Townhouses with movement of their foundations,
How foundation movement in townhouses can be overlooked by building inspectors, if they are not prepared to look at the building exterior.
Identified by Peter Weddell, owner/operator of Qld Home Buyers Inspection Service.
Here is movement of a brick pier was taken in the same location on separate occasions.
- First photo was taken in 2009 and the second in 2017.
- This is strong evidence that it has not stopped moving.
- The only speculation is, how far will it continue to move in the future?
Sagging of the roof above this balcony is in a different location of the complex.
- The closer roof is sagging considerably from movement of its brick piers.
- The balcony in the background has not moved, this allows for a comparison guage.
A horizontal gap to this pier (just above the bearer) shows how much it has moved sideways.
- This bearer must be properly supported below it. The Bolt will rust over time and allow the bearer to drop.
More movement to another brick pier of the same building.
This brick pier has moved away from the bearer it is supposed to be supporting.
Problems & rectification:
- Movement: Underpinning-Reinforcing of footings supporting the piers.
- Improper securing and support of bearers: Ends of the bearers must be supported by the brick piers or steel columns. They were bolted to the brick piers.

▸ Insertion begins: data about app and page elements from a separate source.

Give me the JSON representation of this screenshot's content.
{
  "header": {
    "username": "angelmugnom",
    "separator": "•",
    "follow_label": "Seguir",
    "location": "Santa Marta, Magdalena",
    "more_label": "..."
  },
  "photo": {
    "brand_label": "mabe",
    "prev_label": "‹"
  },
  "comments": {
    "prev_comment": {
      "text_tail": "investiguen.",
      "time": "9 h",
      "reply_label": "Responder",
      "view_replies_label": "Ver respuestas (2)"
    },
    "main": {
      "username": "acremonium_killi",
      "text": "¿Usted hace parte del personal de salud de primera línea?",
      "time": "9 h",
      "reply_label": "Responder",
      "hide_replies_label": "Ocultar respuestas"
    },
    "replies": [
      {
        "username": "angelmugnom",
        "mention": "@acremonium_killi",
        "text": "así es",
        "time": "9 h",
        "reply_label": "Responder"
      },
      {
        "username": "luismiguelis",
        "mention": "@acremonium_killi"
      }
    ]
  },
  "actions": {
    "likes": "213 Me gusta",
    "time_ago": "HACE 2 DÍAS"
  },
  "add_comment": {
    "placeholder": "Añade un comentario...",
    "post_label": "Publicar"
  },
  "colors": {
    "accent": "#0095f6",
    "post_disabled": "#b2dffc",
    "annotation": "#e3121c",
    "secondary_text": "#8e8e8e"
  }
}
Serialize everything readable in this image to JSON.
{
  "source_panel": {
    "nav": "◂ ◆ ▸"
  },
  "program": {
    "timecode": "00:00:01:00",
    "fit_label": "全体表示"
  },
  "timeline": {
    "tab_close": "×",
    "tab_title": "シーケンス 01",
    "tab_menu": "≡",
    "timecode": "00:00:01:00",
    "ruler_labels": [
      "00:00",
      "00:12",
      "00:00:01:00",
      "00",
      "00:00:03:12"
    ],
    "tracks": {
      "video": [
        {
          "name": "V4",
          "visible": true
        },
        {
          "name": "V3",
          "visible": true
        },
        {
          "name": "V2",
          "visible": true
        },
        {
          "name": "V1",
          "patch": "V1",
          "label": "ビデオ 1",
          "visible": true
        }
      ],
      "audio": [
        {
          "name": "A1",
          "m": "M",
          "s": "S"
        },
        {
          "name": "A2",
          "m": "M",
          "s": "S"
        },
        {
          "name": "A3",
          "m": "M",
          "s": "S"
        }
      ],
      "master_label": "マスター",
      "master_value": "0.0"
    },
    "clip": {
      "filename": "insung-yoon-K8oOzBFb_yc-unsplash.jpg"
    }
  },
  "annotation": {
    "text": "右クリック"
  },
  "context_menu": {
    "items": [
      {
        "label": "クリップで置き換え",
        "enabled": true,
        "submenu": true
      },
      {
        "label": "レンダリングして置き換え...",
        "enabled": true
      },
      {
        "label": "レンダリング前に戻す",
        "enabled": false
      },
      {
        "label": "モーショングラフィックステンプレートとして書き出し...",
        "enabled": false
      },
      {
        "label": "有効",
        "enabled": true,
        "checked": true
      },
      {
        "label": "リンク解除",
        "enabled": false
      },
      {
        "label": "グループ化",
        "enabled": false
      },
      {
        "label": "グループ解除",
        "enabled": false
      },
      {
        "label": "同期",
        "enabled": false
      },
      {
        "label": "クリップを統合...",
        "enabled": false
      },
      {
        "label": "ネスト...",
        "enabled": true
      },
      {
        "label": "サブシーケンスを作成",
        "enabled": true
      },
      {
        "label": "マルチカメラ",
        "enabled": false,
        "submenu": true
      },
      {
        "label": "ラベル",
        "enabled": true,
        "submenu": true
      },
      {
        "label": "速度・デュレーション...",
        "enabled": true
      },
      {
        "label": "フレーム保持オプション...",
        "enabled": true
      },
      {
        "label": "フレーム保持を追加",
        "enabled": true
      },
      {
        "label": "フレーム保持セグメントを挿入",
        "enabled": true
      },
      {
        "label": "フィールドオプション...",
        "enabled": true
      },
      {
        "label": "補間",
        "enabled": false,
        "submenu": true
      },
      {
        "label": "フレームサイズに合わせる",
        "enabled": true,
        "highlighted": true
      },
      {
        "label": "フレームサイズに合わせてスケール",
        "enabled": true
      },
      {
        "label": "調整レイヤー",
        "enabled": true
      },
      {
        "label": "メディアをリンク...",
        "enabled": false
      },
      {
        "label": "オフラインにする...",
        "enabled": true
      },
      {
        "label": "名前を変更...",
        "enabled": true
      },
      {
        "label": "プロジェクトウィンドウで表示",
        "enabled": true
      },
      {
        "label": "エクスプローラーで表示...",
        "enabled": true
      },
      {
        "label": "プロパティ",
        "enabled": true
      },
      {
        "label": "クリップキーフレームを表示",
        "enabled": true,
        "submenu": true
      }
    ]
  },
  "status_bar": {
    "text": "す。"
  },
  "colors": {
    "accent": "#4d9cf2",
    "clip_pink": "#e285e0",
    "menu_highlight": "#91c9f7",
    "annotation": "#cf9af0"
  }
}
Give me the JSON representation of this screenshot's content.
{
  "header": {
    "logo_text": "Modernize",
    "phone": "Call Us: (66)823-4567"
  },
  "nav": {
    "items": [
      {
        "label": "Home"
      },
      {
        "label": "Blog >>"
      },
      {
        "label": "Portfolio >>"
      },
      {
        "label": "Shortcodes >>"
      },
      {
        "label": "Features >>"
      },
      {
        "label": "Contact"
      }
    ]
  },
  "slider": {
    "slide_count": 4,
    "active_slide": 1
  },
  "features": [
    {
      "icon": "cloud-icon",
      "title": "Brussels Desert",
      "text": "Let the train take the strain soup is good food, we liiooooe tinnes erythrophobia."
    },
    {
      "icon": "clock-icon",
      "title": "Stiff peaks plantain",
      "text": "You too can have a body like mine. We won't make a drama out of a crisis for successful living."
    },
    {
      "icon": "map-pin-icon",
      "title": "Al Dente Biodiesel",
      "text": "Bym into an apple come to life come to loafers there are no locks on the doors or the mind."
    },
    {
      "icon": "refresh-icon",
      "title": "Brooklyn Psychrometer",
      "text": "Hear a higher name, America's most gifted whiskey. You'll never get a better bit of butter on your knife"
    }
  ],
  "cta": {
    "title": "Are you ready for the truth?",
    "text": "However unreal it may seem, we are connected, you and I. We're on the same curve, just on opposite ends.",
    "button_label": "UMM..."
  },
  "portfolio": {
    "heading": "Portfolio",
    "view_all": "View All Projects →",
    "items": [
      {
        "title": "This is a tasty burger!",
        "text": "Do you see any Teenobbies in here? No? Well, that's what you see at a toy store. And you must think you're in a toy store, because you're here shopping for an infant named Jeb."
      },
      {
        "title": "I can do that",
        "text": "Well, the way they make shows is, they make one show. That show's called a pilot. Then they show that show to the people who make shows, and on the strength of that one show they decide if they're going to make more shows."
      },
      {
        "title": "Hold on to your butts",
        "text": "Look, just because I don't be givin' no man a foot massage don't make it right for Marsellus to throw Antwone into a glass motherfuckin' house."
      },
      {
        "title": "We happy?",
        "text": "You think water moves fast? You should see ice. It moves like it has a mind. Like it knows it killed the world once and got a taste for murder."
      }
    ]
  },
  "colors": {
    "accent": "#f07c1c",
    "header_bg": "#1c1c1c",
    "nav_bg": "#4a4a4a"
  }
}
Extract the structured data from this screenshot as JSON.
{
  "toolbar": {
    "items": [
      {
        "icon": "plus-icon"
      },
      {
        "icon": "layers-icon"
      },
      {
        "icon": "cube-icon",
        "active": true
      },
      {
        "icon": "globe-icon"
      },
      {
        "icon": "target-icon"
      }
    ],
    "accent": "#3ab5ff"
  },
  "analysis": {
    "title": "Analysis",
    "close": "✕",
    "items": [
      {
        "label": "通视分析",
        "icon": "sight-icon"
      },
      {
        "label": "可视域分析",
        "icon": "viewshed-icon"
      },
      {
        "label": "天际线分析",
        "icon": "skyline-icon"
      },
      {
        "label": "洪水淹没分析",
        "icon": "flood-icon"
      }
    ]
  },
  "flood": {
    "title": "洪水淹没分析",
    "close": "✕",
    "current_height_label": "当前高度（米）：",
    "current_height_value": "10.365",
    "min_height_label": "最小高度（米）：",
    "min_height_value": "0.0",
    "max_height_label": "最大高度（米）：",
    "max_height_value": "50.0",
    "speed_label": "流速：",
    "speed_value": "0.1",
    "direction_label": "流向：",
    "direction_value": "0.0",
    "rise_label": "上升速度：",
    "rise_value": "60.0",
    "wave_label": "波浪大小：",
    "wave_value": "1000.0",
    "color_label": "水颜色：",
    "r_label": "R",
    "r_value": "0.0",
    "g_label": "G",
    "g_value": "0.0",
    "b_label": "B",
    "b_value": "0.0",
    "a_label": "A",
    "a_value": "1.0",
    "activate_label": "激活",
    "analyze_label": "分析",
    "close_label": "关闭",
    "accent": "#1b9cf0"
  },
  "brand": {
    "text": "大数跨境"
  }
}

When the bolts rust, the bearer will not be supported.
- Undersize piers: The brick piers should have been larger enough to allow reinforcing and concrete filling within.
Recommendation: Replace footings and brick piers with galvanised steel columns onto reinforced concrete pads.
Foundation movement in townhouses.
Ask a building inspector if they look at the common grounds of a unit block (where possible). These problems are what they are likely to miss if they don’t, this can prove to be costly for a buyer!